Ever feel like you never want to stop dancing? Twirling and reeling, the music pushing and pulling you until you realize you're surrounded by other dancers dressed so refined. It's a party the likes of which you've not seen, but heard of in stories of luxury. To call it a simple "ball" would be an insult to organized revelry. No, this gathering holds magic, mystique, and beautiful confusion. The real ball isn't the one you attend, it's where it takes place. As was said, this is no mere gathering of music, mischief, and hidden identity, this is a masquerade.
Cover your face and join the fray and fracas that could be Jim Henson's Labyrinth: Masquerade.
Imagine an average party, the kind you've been to before a thousand times over, but it feels fresh as a morning muffin straight from the oven each time. That's pretty much as "meta" as I'll ever get, but it works for Jim Henson's Labyrinth: Masquerade. Sort of. This is the story of a background character's origin which in its own right is a fine take on characters themselves, but gets to be one we've heard before with fresh wrappings.
An underling is unappreciated by the master he serves. The main character is someone in a new place looking for someone or something they've lost or been lost to. They want to find their way home. We've heard these all before, but what happens when the background is thrust into the foreground without a copy of the script? She has to make it up herself and pray for the best. Familiar territory in the grand sense, yet the spin that we could all be lost in the Labyrinth in some way makes for a good story as a one-shot. It's a good thing that this comic is a one shot, because it didn't progress the characters enough to feel for them. Jareth and Sarah make little cameos to secure that you're in the same world as the movie; a few notable goblins are seen, but, otherwise, the "Labyrinth" bit of Jim Henson's Labyrinth: Masquerade is mostly MacGuffin.
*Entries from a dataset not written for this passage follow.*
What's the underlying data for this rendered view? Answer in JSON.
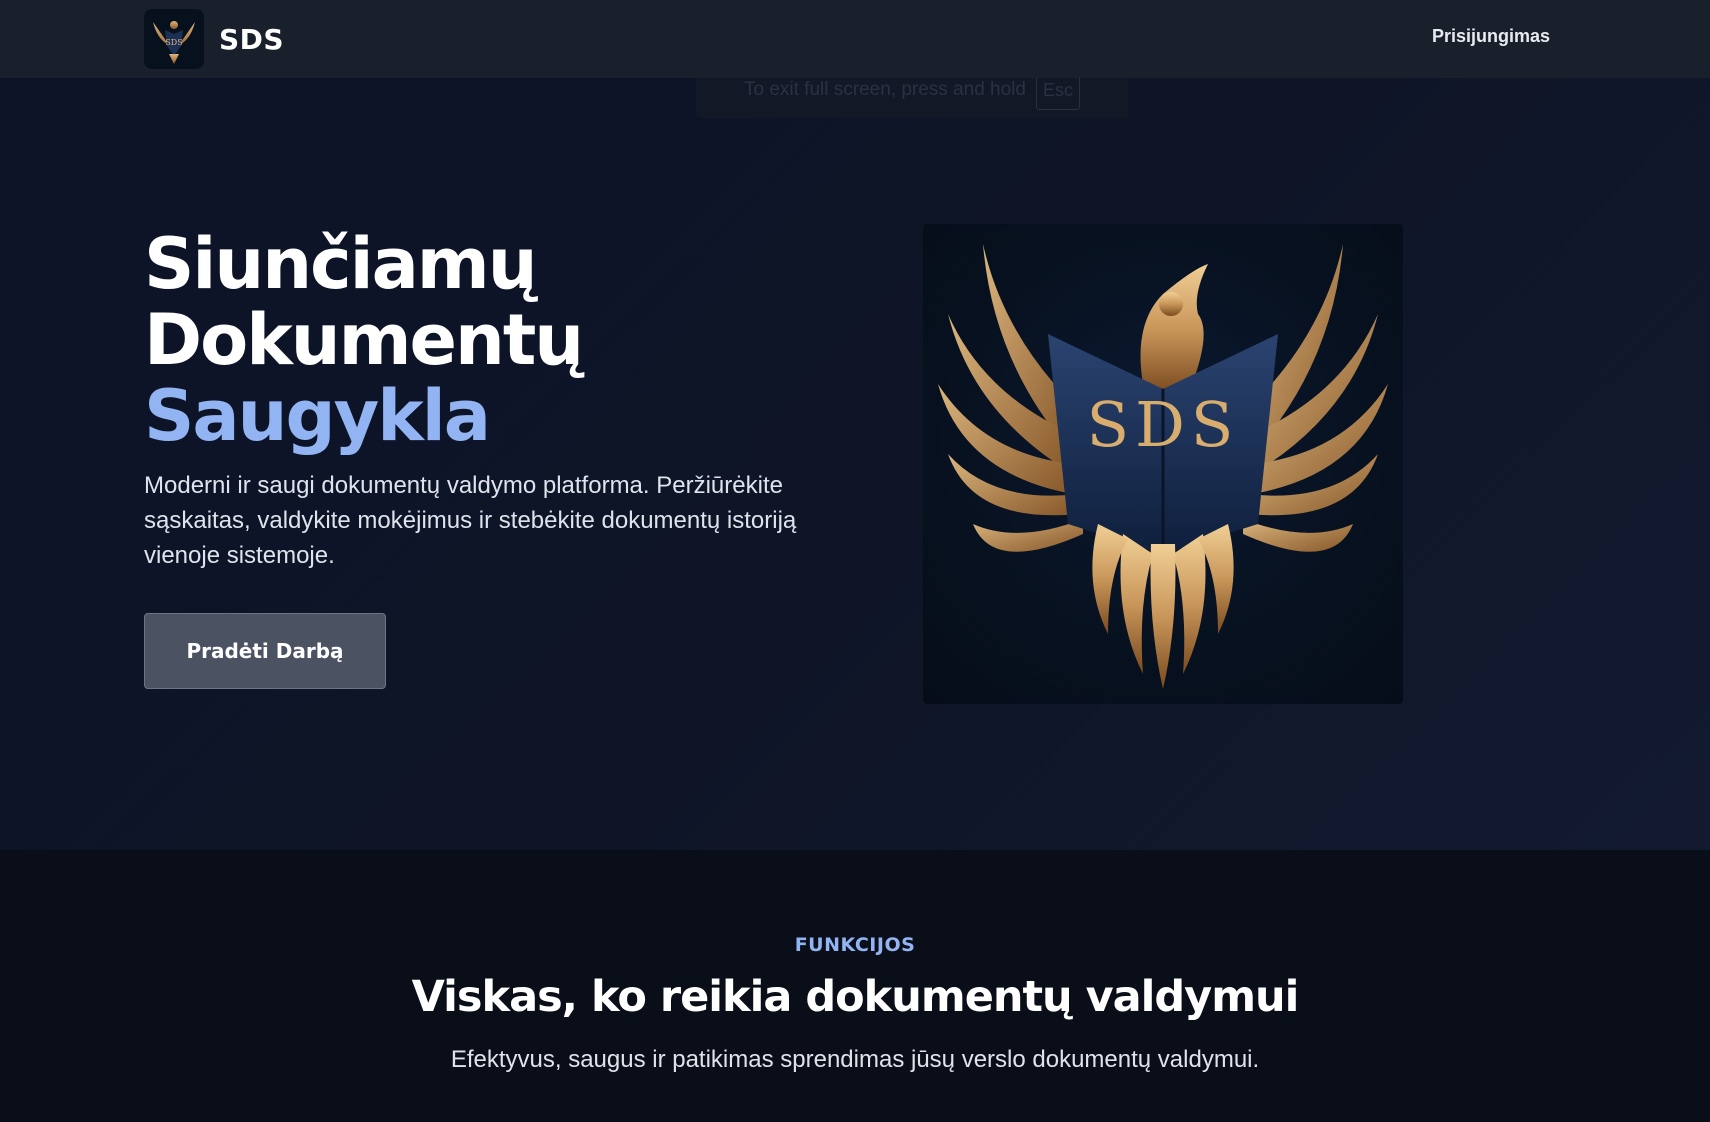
{
  "header": {
    "brand_name": "SDS",
    "logo_icon": "phoenix-logo-icon",
    "login_label": "Prisijungimas"
  },
  "fullscreen_notice": {
    "text": "To exit full screen, press and hold",
    "key": "Esc"
  },
  "hero": {
    "title_line1": "Siunčiamų",
    "title_line2": "Dokumentų",
    "title_accent": "Saugykla",
    "subtitle": "Moderni ir saugi dokumentų valdymo platforma. Peržiūrėkite sąskaitas, valdykite mokėjimus ir stebėkite dokumentų istoriją vienoje sistemoje.",
    "cta_label": "Pradėti Darbą",
    "emblem_text": "SDS",
    "emblem_icon": "phoenix-emblem-icon"
  },
  "features": {
    "eyebrow": "FUNKCIJOS",
    "title": "Viskas, ko reikia dokumentų valdymui",
    "subtitle": "Efektyvus, saugus ir patikimas sprendimas jūsų verslo dokumentų valdymui."
  },
  "colors": {
    "accent": "#93b4f3",
    "header_bg": "#1a1f2c",
    "hero_bg": "#0f1527",
    "button_bg": "#4b5363",
    "gold": "#c9965a"
  }
}
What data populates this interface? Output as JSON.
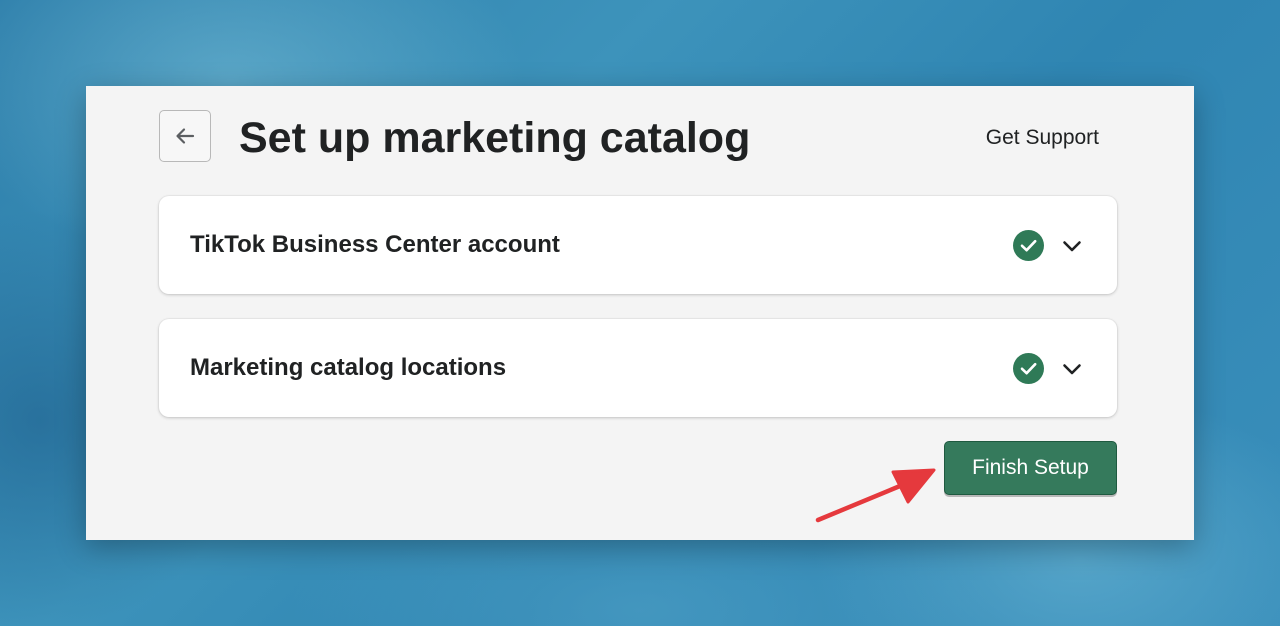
{
  "header": {
    "back_icon": "arrow-left-icon",
    "title": "Set up marketing catalog",
    "support_label": "Get Support"
  },
  "steps": [
    {
      "label": "TikTok Business Center account",
      "status": "complete",
      "status_icon": "checkmark-circle-icon",
      "toggle_icon": "chevron-down-icon"
    },
    {
      "label": "Marketing catalog locations",
      "status": "complete",
      "status_icon": "checkmark-circle-icon",
      "toggle_icon": "chevron-down-icon"
    }
  ],
  "actions": {
    "finish_label": "Finish Setup"
  },
  "colors": {
    "accent_green": "#357a5c",
    "check_green": "#2f7a57",
    "annotation_red": "#e5393d",
    "panel_bg": "#f4f4f4",
    "text": "#202223"
  }
}
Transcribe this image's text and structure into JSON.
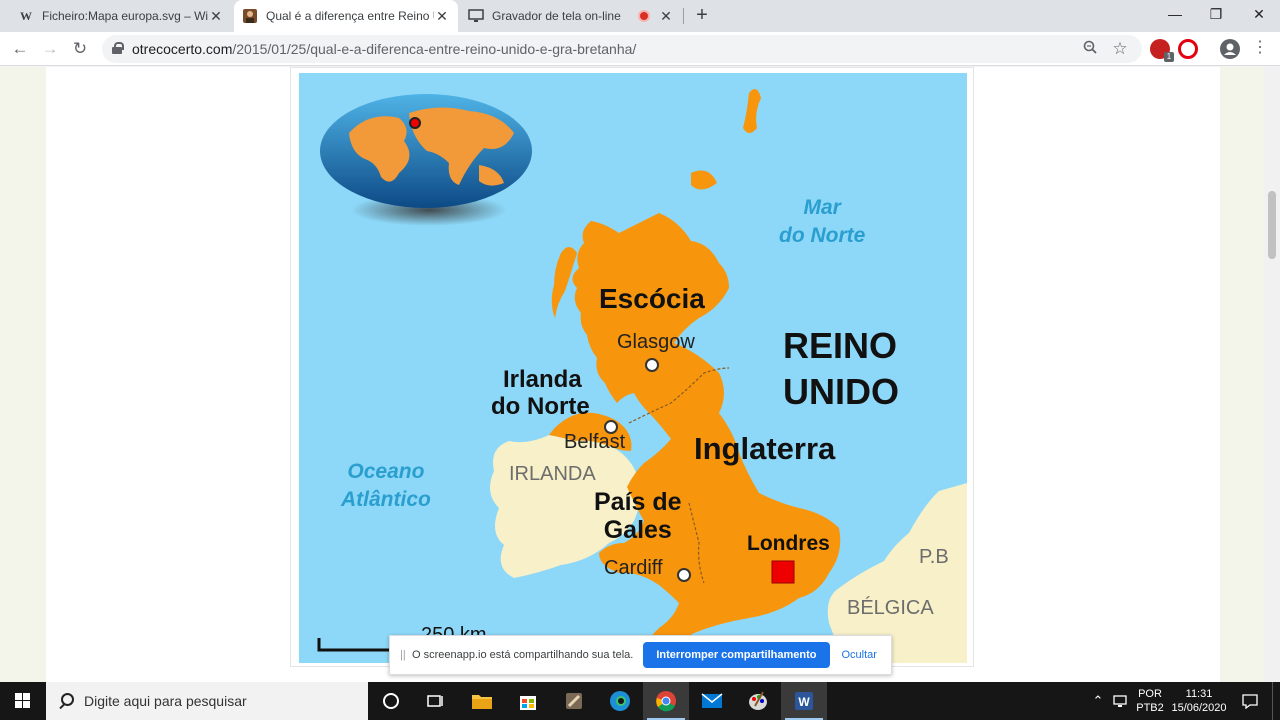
{
  "tabs": [
    {
      "favicon": "W",
      "title": "Ficheiro:Mapa europa.svg – Wikip",
      "close": "✕"
    },
    {
      "favicon": "",
      "title": "Qual é a diferença entre Reino U",
      "close": "✕"
    },
    {
      "favicon": "",
      "title": "Gravador de tela on-line",
      "close": "✕"
    }
  ],
  "new_tab": "+",
  "window_controls": {
    "minimize": "—",
    "maximize": "❐",
    "close": "✕"
  },
  "nav": {
    "back": "←",
    "forward": "→",
    "reload": "↻"
  },
  "address": {
    "host": "otrecocerto.com",
    "path": "/2015/01/25/qual-e-a-diferenca-entre-reino-unido-e-gra-bretanha/"
  },
  "omnibox_icons": {
    "zoom": "zoom-icon",
    "star": "☆"
  },
  "extensions": {
    "adblock_badge": "1"
  },
  "map": {
    "sea_north": [
      "Mar",
      "do Norte"
    ],
    "ocean": [
      "Oceano",
      "Atlântico"
    ],
    "scotland": "Escócia",
    "glasgow": "Glasgow",
    "uk": [
      "REINO",
      "UNIDO"
    ],
    "northern_ireland": [
      "Irlanda",
      "do Norte"
    ],
    "belfast": "Belfast",
    "england": "Inglaterra",
    "ireland": "IRLANDA",
    "wales": [
      "País de",
      "Gales"
    ],
    "london": "Londres",
    "cardiff": "Cardiff",
    "netherlands": "P.B",
    "belgium": "BÉLGICA",
    "scale": "250 km"
  },
  "sharebar": {
    "grip": "||",
    "message": "O screenapp.io está compartilhando sua tela.",
    "stop": "Interromper compartilhamento",
    "hide": "Ocultar"
  },
  "taskbar": {
    "search_placeholder": "Digite aqui para pesquisar",
    "lang": "POR",
    "layout": "PTB2",
    "time": "11:31",
    "date": "15/06/2020"
  }
}
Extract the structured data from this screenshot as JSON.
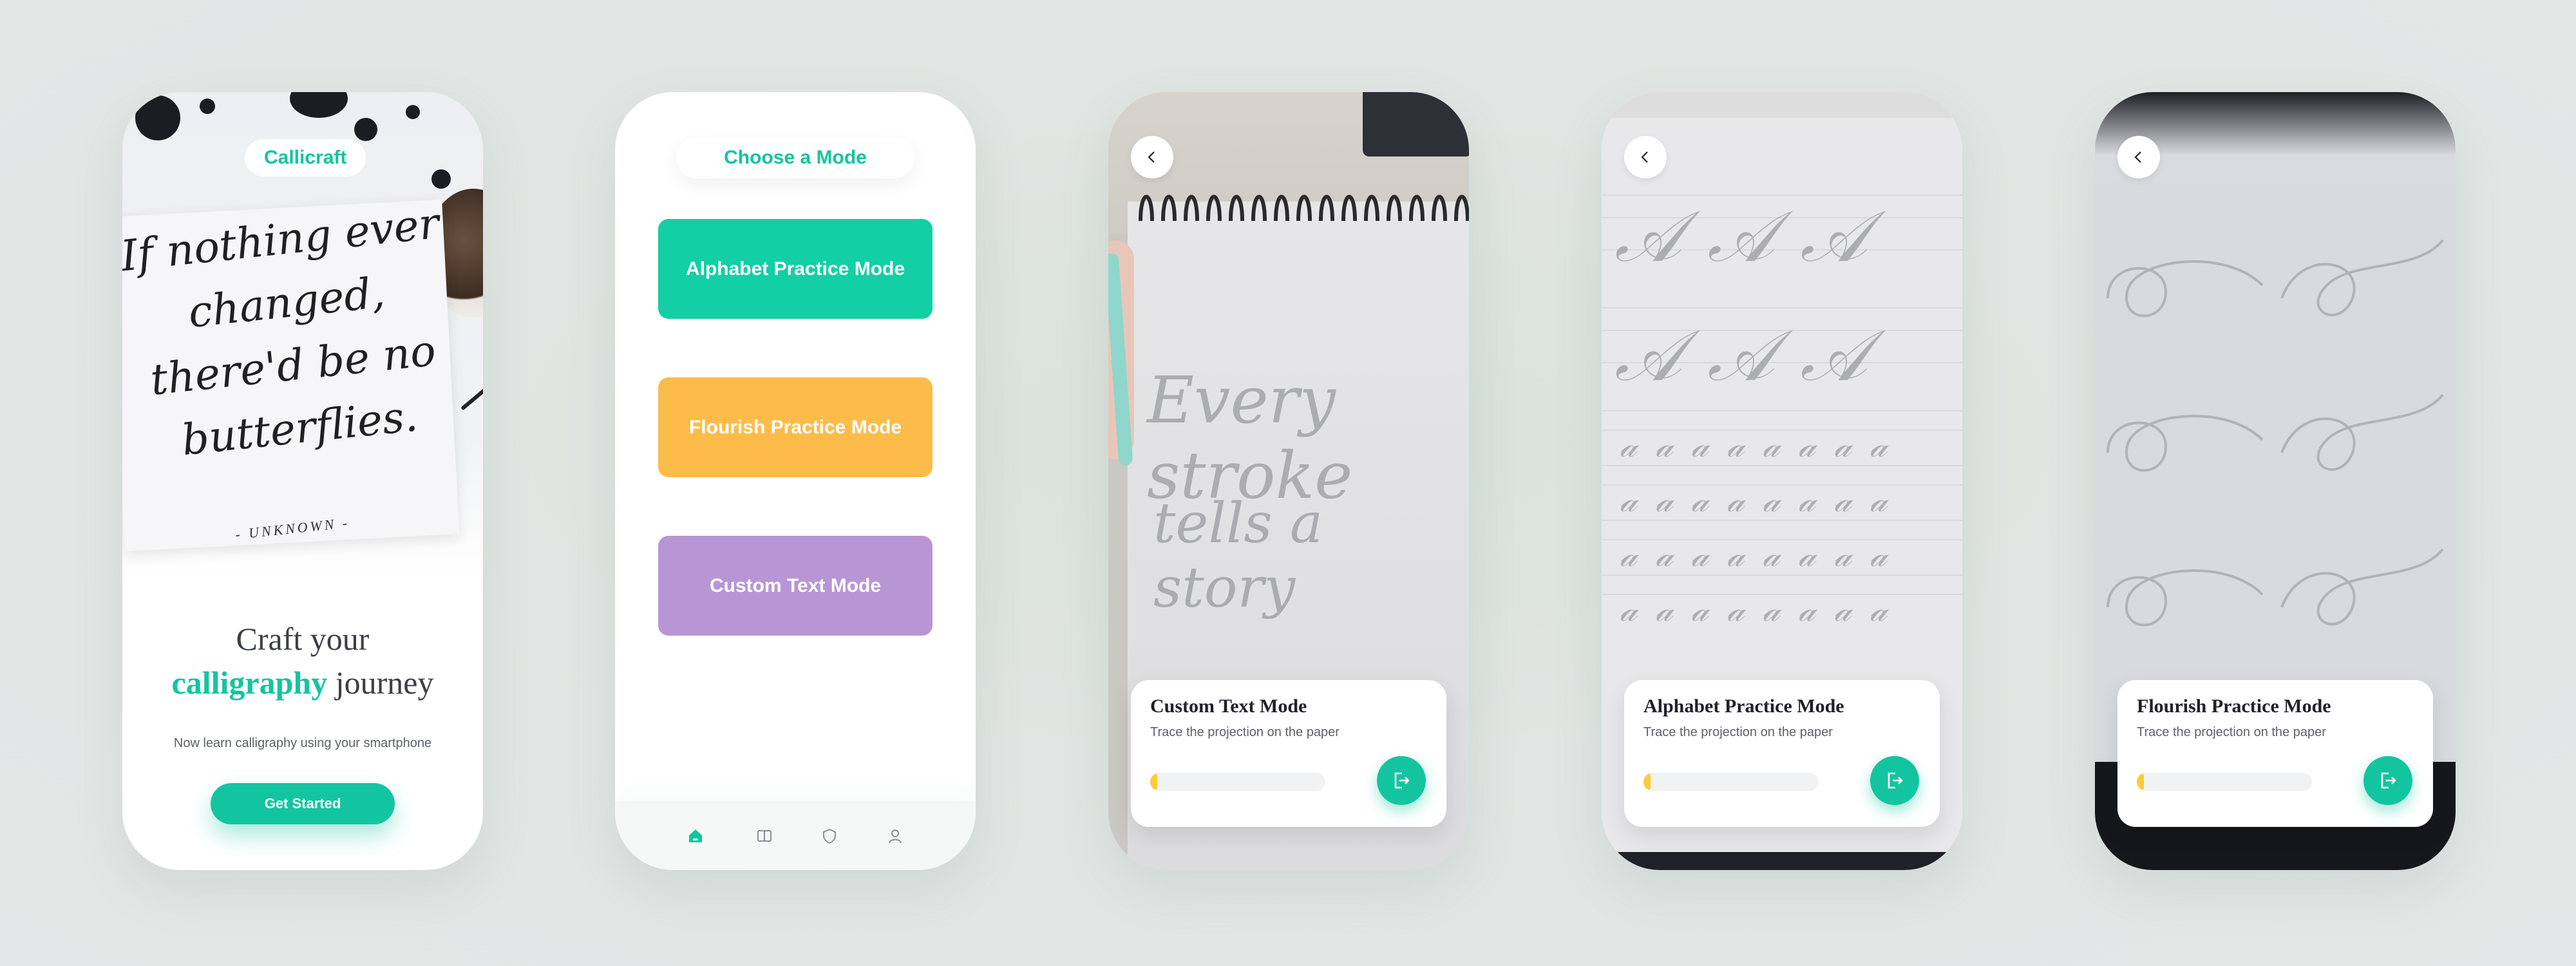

Its existence is only a platform from whence to start the tale and move it forward, rather than the feeling of the Labyrinth itself being a character that participates in the story. Some Labyrinthian names are dropped, words like "oubliette" or "Bog of Eternal Stench," and we do see a familiar junkyard located much closer to the castle than I would have thought, but these are for scholars to determine.
This story could have been told without the Labyrinth franchise being involved. If you're a diehard fan of the world of the Labyrinth, then hop aboard the Cleaners and take a ride. Otherwise, hold out for another series or one-shot; Jim Henson's Labyrinth: Masquerade isn't the party you were looking for.
You can thank me later...